START MATERIAL PROVIDED

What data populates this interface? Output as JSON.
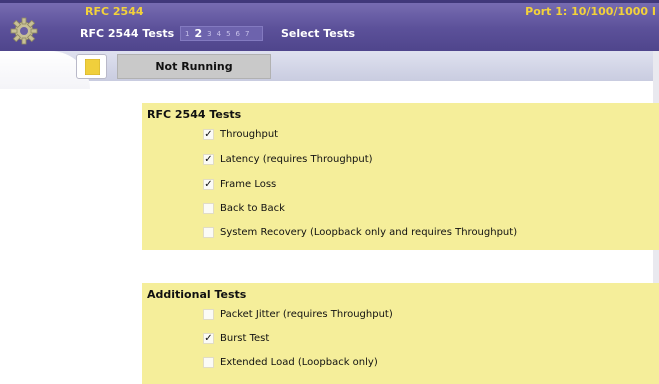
{
  "header": {
    "app_title": "RFC 2544",
    "port": "Port 1: 10/100/1000 I",
    "page_title": "RFC 2544 Tests",
    "page_tabs": [
      "1",
      "2",
      "3",
      "4",
      "5",
      "6",
      "7"
    ],
    "active_page": "2",
    "step_title": "Select Tests"
  },
  "status": {
    "text": "Not Running"
  },
  "sections": [
    {
      "title": "RFC 2544 Tests",
      "options": [
        {
          "label": "Throughput",
          "checked": true,
          "mark": "✓"
        },
        {
          "label": "Latency (requires Throughput)",
          "checked": true,
          "mark": "✓"
        },
        {
          "label": "Frame Loss",
          "checked": true,
          "mark": "✓"
        },
        {
          "label": "Back to Back",
          "checked": false,
          "mark": ""
        },
        {
          "label": "System Recovery (Loopback only and requires Throughput)",
          "checked": false,
          "mark": ""
        }
      ]
    },
    {
      "title": "Additional Tests",
      "options": [
        {
          "label": "Packet Jitter (requires Throughput)",
          "checked": false,
          "mark": ""
        },
        {
          "label": "Burst Test",
          "checked": true,
          "mark": "✓"
        },
        {
          "label": "Extended Load (Loopback only)",
          "checked": false,
          "mark": ""
        }
      ]
    }
  ],
  "colors": {
    "header_bg": "#5c519a",
    "accent_yellow": "#f3d23a",
    "section_bg": "#f5ee9a"
  },
  "icons": {
    "settings": "gear-icon",
    "bookmark": "bookmark-icon",
    "checkbox": "checkmark-icon"
  }
}
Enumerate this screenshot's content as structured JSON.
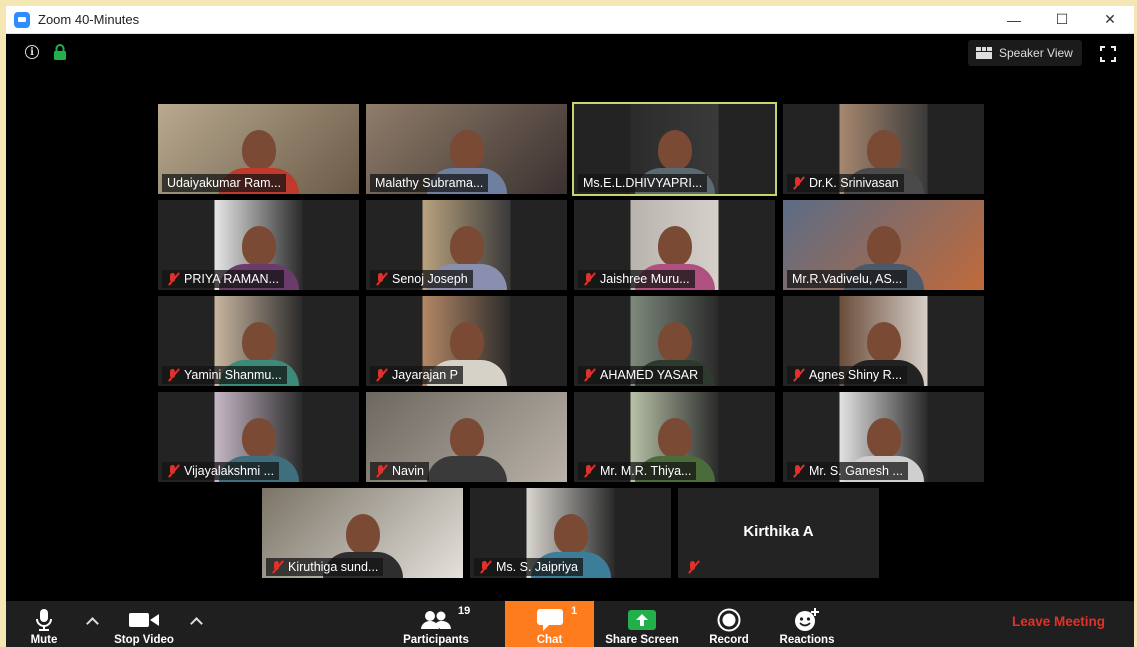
{
  "window": {
    "title": "Zoom 40-Minutes",
    "controls": [
      "—",
      "☐",
      "✕"
    ]
  },
  "topbar": {
    "speaker_view_label": "Speaker View"
  },
  "participants": [
    {
      "name": "Udaiyakumar Ram...",
      "muted": false,
      "active": false
    },
    {
      "name": "Malathy Subrama...",
      "muted": false,
      "active": false
    },
    {
      "name": "Ms.E.L.DHIVYAPRI...",
      "muted": false,
      "active": true
    },
    {
      "name": "Dr.K. Srinivasan",
      "muted": true,
      "active": false
    },
    {
      "name": "PRIYA RAMAN...",
      "muted": true,
      "active": false
    },
    {
      "name": "Senoj Joseph",
      "muted": true,
      "active": false
    },
    {
      "name": "Jaishree Muru...",
      "muted": true,
      "active": false
    },
    {
      "name": "Mr.R.Vadivelu, AS...",
      "muted": false,
      "active": false
    },
    {
      "name": "Yamini Shanmu...",
      "muted": true,
      "active": false
    },
    {
      "name": "Jayarajan P",
      "muted": true,
      "active": false
    },
    {
      "name": "AHAMED YASAR",
      "muted": true,
      "active": false
    },
    {
      "name": "Agnes Shiny R...",
      "muted": true,
      "active": false
    },
    {
      "name": "Vijayalakshmi ...",
      "muted": true,
      "active": false
    },
    {
      "name": "Navin",
      "muted": true,
      "active": false
    },
    {
      "name": "Mr. M.R. Thiya...",
      "muted": true,
      "active": false
    },
    {
      "name": "Mr. S. Ganesh ...",
      "muted": true,
      "active": false
    },
    {
      "name": "Kiruthiga sund...",
      "muted": true,
      "active": false
    },
    {
      "name": "Ms. S. Jaipriya",
      "muted": true,
      "active": false
    },
    {
      "name": "Kirthika A",
      "muted": true,
      "active": false,
      "video_off": true
    }
  ],
  "toolbar": {
    "mute_label": "Mute",
    "stop_video_label": "Stop Video",
    "participants_label": "Participants",
    "participants_count": "19",
    "chat_label": "Chat",
    "chat_count": "1",
    "share_screen_label": "Share Screen",
    "record_label": "Record",
    "reactions_label": "Reactions",
    "leave_label": "Leave Meeting"
  },
  "colors": {
    "active_speaker_border": "#c8d56a",
    "chat_highlight": "#ff7c1e",
    "leave_red": "#e0312b",
    "share_green": "#23b04b",
    "mute_red": "#e0312b"
  }
}
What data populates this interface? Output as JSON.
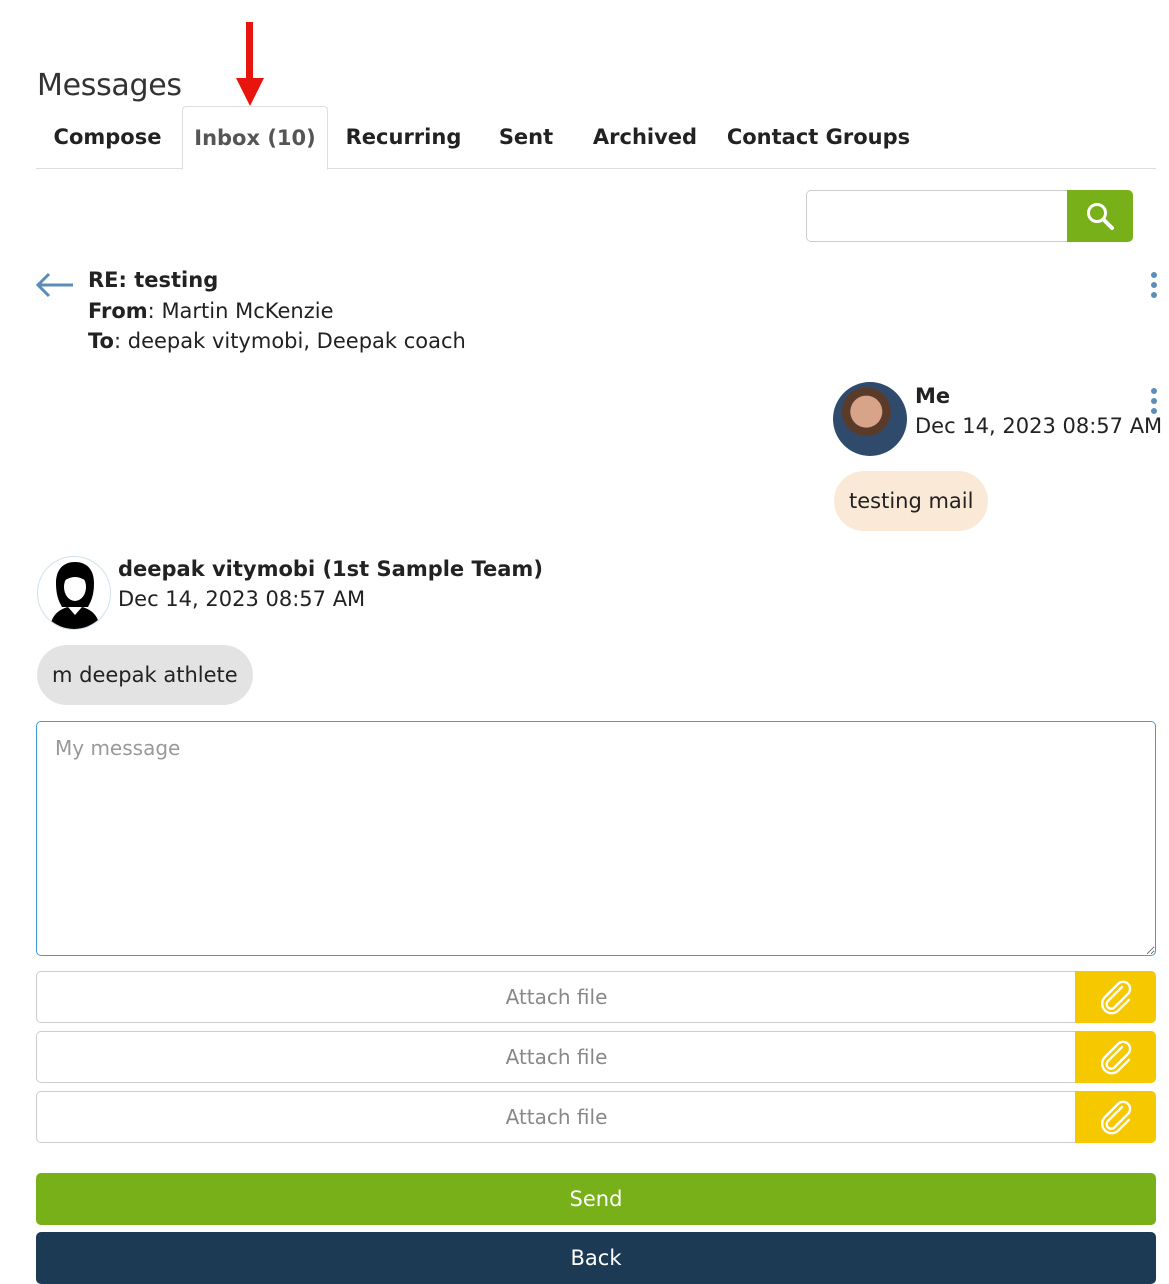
{
  "page": {
    "title": "Messages"
  },
  "tabs": [
    {
      "label": "Compose",
      "active": false
    },
    {
      "label": "Inbox (10)",
      "active": true
    },
    {
      "label": "Recurring",
      "active": false
    },
    {
      "label": "Sent",
      "active": false
    },
    {
      "label": "Archived",
      "active": false
    },
    {
      "label": "Contact Groups",
      "active": false
    }
  ],
  "search": {
    "placeholder": "",
    "icon": "search-icon"
  },
  "thread": {
    "subject": "RE: testing",
    "from_label": "From",
    "from_value": "Martin McKenzie",
    "to_label": "To",
    "to_value": "deepak vitymobi, Deepak coach"
  },
  "messages": [
    {
      "sender": "Me",
      "date": "Dec 14, 2023 08:57 AM",
      "text": "testing mail"
    },
    {
      "sender": "deepak vitymobi (1st Sample Team)",
      "date": "Dec 14, 2023 08:57 AM",
      "text": "m deepak athlete"
    }
  ],
  "compose": {
    "message_placeholder": "My message",
    "attach_label": "Attach file",
    "send_label": "Send",
    "back_label": "Back"
  },
  "colors": {
    "accent_green": "#78b01a",
    "attach_yellow": "#f5c800",
    "back_navy": "#1d3a55",
    "bubble_me": "#fae9d7",
    "bubble_other": "#e3e3e3",
    "annotation_red": "#e8140e"
  }
}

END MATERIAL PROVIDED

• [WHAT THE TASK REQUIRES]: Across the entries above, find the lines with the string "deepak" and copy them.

• [SOLUTION]:
    "to_value": "deepak vitymobi, Deepak coach"
      "sender": "deepak vitymobi (1st Sample Team)",
      "text": "m deepak athlete"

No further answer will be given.